### [WHAT TO PRODUCE]
Find every line below where the word "true" occurs, then give how many you found and nothing else.

★ ★ ★ ★

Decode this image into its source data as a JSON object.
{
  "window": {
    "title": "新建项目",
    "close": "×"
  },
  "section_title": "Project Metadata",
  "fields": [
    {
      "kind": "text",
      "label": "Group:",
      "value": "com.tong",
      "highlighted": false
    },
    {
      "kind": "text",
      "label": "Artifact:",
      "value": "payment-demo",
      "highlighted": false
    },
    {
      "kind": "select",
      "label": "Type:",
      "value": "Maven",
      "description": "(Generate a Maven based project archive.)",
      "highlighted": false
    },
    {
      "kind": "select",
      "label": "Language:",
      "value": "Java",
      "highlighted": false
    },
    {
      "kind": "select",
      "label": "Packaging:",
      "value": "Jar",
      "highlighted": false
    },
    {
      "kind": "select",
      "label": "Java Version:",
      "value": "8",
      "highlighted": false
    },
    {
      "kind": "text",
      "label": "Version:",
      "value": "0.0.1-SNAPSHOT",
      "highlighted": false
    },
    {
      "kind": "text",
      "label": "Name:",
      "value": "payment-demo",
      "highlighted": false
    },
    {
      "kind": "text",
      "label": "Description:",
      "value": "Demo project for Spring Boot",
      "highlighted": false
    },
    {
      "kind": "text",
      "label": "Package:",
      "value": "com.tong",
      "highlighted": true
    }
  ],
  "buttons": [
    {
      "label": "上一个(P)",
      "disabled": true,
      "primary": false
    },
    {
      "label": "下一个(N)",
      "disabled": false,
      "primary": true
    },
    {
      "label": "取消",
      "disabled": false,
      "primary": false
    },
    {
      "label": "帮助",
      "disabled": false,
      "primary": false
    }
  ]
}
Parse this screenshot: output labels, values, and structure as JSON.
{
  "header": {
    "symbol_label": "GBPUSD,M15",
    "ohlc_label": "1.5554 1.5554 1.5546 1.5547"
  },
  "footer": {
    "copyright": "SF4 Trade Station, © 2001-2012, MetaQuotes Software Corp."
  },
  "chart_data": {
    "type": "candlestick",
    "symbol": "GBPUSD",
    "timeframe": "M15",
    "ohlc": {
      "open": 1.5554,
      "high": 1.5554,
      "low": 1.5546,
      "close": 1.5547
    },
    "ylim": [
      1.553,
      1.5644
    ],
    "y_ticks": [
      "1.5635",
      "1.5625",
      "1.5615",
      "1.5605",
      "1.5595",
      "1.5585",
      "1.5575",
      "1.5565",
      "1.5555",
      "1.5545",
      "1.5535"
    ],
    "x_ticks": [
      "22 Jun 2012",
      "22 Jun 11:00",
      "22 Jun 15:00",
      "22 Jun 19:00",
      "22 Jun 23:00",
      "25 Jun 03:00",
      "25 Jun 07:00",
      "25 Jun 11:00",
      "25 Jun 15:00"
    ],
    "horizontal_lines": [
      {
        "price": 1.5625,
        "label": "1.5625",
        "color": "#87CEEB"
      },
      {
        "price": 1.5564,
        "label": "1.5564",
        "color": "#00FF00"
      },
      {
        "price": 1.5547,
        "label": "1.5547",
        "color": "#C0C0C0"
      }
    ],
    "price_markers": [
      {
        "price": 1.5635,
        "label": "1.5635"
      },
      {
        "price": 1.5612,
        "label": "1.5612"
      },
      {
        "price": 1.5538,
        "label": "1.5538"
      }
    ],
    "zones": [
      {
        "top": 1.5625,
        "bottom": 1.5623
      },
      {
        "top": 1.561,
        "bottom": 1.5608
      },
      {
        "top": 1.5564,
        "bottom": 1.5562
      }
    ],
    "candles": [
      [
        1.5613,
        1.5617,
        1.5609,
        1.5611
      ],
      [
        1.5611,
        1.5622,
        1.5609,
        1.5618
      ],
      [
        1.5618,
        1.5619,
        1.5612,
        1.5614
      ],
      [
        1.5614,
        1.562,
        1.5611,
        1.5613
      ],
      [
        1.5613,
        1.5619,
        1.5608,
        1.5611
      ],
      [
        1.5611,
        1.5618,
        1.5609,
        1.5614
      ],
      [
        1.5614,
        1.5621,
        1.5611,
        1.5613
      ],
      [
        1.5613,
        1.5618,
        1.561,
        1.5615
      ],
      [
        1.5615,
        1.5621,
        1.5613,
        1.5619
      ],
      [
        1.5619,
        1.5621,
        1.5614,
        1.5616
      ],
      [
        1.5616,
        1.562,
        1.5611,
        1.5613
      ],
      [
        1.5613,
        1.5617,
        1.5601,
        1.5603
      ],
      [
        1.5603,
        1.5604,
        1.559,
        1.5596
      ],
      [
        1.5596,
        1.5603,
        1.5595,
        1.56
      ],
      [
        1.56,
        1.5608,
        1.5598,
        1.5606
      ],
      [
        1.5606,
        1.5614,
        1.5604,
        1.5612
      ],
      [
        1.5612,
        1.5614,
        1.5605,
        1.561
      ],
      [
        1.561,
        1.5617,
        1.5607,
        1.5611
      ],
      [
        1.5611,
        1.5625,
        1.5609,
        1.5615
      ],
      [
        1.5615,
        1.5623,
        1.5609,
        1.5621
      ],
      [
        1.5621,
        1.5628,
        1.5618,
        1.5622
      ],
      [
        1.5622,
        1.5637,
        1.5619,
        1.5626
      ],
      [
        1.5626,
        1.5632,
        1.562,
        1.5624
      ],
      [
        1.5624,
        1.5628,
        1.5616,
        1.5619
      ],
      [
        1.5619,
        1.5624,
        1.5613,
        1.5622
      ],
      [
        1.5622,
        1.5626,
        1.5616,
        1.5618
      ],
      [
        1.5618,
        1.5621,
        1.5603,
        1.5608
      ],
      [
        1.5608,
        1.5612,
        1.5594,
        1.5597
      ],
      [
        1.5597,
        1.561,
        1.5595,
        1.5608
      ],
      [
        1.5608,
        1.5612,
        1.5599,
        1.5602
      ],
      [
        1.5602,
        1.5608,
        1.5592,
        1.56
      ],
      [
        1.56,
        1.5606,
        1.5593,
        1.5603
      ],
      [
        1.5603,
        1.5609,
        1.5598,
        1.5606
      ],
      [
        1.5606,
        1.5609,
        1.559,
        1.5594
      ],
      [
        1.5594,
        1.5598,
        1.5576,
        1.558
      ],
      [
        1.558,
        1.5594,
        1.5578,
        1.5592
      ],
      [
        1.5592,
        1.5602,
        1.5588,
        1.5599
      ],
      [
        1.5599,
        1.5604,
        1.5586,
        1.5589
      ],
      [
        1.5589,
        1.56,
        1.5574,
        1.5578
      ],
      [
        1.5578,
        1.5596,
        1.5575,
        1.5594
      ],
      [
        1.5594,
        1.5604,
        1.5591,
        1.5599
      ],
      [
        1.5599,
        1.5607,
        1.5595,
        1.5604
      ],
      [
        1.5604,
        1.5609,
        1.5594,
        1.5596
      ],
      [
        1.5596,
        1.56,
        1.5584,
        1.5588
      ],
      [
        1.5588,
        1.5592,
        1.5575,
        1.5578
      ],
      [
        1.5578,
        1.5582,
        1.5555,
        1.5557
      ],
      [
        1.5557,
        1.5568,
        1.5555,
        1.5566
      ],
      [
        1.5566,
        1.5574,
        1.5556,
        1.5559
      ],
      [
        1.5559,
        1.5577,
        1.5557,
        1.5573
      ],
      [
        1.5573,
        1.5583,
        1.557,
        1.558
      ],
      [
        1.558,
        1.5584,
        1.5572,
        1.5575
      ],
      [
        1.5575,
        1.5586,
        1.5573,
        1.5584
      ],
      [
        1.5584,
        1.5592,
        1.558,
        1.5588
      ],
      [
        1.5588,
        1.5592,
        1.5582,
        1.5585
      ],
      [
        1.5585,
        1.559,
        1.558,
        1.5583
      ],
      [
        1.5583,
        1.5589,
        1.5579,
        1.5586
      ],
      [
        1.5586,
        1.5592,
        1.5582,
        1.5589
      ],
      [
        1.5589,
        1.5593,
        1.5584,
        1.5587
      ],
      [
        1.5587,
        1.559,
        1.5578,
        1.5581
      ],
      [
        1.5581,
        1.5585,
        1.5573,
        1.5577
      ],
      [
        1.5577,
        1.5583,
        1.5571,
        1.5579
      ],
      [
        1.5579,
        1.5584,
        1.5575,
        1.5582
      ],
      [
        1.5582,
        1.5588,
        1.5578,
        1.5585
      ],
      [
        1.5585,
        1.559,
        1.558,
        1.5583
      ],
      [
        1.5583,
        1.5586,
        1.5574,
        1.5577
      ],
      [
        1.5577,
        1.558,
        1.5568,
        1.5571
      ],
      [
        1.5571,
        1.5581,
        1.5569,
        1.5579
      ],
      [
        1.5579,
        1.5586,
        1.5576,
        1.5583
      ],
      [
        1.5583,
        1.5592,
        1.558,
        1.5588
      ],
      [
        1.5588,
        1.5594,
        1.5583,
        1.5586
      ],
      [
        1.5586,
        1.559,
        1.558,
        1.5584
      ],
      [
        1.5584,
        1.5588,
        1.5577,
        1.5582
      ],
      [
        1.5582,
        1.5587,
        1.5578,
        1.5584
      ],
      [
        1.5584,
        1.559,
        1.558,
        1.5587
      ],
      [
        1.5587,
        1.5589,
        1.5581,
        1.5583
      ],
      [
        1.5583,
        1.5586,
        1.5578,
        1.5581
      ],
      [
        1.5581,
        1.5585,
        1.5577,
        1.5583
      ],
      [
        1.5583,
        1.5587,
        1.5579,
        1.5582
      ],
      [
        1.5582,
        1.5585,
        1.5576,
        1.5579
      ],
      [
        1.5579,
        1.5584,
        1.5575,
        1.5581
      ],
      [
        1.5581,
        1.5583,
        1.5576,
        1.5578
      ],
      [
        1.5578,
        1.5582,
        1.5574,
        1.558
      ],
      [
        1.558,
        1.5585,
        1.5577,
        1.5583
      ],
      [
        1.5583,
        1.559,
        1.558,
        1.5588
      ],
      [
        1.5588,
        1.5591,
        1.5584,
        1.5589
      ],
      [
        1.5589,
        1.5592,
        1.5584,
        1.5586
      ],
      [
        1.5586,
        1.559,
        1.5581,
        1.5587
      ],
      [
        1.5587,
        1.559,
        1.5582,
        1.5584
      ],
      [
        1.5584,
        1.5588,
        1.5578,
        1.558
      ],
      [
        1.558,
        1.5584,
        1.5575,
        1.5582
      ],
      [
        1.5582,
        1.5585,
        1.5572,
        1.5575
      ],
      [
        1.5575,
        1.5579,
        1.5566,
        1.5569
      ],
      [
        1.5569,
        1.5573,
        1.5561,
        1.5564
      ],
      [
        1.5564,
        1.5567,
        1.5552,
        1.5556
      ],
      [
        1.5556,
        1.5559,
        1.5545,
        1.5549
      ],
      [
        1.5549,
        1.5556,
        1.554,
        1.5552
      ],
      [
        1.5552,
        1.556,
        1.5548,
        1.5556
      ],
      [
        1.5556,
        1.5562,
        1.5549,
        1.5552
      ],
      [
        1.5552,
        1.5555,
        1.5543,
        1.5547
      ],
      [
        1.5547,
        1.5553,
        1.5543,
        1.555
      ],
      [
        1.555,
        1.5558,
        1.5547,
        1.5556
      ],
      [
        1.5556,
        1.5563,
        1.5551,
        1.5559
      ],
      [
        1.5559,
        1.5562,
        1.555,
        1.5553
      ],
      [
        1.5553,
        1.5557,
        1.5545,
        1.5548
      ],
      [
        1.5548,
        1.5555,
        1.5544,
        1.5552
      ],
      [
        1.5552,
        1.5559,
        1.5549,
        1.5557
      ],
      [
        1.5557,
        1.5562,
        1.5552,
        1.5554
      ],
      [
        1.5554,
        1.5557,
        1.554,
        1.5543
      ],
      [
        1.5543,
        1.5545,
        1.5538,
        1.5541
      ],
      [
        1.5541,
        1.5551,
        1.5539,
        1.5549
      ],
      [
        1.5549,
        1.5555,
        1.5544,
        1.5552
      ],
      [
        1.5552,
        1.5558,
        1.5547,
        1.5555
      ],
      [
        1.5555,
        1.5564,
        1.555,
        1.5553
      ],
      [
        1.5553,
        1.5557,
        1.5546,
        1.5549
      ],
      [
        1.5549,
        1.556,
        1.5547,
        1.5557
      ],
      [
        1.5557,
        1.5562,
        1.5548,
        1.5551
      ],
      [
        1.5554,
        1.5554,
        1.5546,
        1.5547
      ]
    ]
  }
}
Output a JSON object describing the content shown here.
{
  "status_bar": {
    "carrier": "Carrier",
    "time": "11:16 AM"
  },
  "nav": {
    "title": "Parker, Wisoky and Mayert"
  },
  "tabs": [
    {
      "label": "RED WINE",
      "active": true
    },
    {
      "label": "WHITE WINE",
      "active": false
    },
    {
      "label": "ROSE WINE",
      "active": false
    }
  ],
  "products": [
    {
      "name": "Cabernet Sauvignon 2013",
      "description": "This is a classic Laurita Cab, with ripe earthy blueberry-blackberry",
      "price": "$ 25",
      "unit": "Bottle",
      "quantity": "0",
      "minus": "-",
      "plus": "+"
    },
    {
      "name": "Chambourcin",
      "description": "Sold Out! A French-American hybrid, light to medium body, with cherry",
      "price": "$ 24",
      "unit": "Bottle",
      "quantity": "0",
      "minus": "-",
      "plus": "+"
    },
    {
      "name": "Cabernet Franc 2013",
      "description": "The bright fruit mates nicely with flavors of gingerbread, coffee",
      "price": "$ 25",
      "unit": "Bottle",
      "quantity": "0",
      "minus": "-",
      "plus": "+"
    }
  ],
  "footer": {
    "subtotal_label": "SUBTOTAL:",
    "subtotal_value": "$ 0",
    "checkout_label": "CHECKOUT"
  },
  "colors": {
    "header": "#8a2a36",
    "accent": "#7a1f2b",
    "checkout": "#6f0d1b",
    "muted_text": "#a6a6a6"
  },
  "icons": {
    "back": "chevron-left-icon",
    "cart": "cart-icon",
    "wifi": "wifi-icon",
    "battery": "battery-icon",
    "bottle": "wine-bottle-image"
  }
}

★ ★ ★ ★

### [RESPONSE BOX]
4